Charee has worked in the recovery field for 10 years.Charee is dedicated to supporting and inspiring clients to live a healthy lifestyle filled with meaning and purpose.Charee has extensive clinical experience within the recovery field in both inpatient and outpatient settings.She specializes in working with individuals and families affected by the disease of addiction however she has also clinical experience in assisting individuals,couples and families in working through a variety of concerns,including: depression,anxiety,relationship & communication issues,substance abuse,grief & loss,trauma, life transitions, and many others.Charee works with each client to specialize their treatment plan with what works best for the client in a compassionate and effective way. She emphasizes the strength of every individual client and fosters an environment of personal growth and internal healing from a mind, body and spiritual approach.Charee received her Bachelor of Arts from Seton Hall University, Majoring in Psychology and Minoring in Women and Gender Studies, in addition to her Masters in Marriage and Family Therapy from the University of Southern California.

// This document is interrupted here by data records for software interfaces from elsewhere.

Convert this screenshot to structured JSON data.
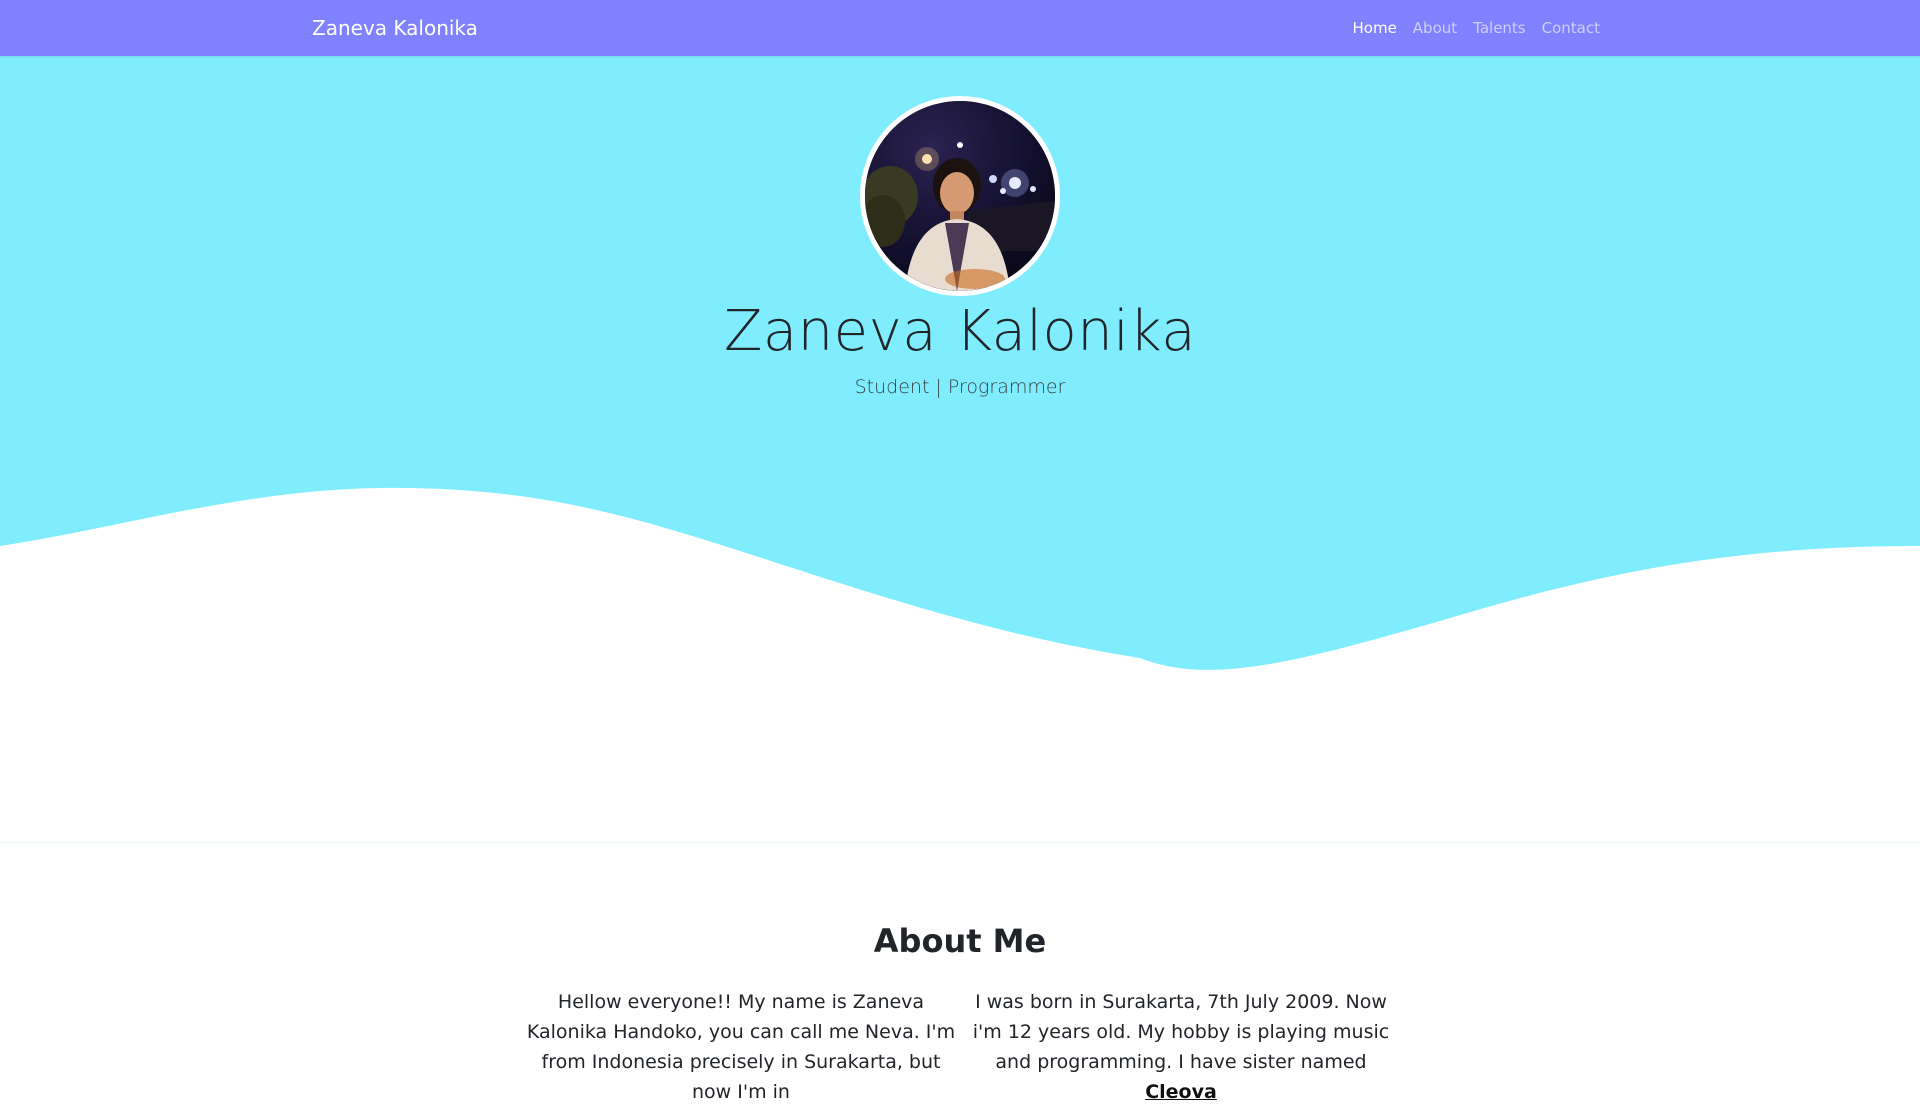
{
  "navbar": {
    "brand": "Zaneva Kalonika",
    "links": [
      {
        "label": "Home",
        "active": true
      },
      {
        "label": "About",
        "active": false
      },
      {
        "label": "Talents",
        "active": false
      },
      {
        "label": "Contact",
        "active": false
      }
    ]
  },
  "hero": {
    "name": "Zaneva Kalonika",
    "subtitle": "Student | Programmer"
  },
  "about": {
    "title": "About Me",
    "left_text": "Hellow everyone!! My name is Zaneva Kalonika Handoko, you can call me Neva. I'm from Indonesia precisely in Surakarta, but now I'm in",
    "right_text_prefix": "I was born in Surakarta, 7th July 2009. Now i'm 12 years old. My hobby is playing music and programming. I have sister named ",
    "sister_name": "Cleova"
  },
  "colors": {
    "navbar": "#7f81fe",
    "hero_bg": "#7fedfe",
    "text": "#212529"
  },
  "icons": {
    "avatar": "profile-photo"
  }
}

Stephen Carmel

Founder & CEO

I began my journey to recovery back in 2011 when I moved to California from New York.Along wiht my recovery and beginning a new way of life,I began to develop a heart for others struffling with sobriety.My journey to California was filled with many trials and lessons learned, but most of all, personal growht.I truly believe i would not have found success if I didn’t come to California.I started CPR as a way to work with people in recovery on a daily basis and it evolved into something much more beautiful. I have also come to realize that my own personal happiness and recovery depends on being involved in the lives of people in recovery. Helping others recover is a cornerstone of many 12 step programs, as it is here. Giving back to those still suffering, is the only way not to lose what you have gained. It is the paradox that we live by every day.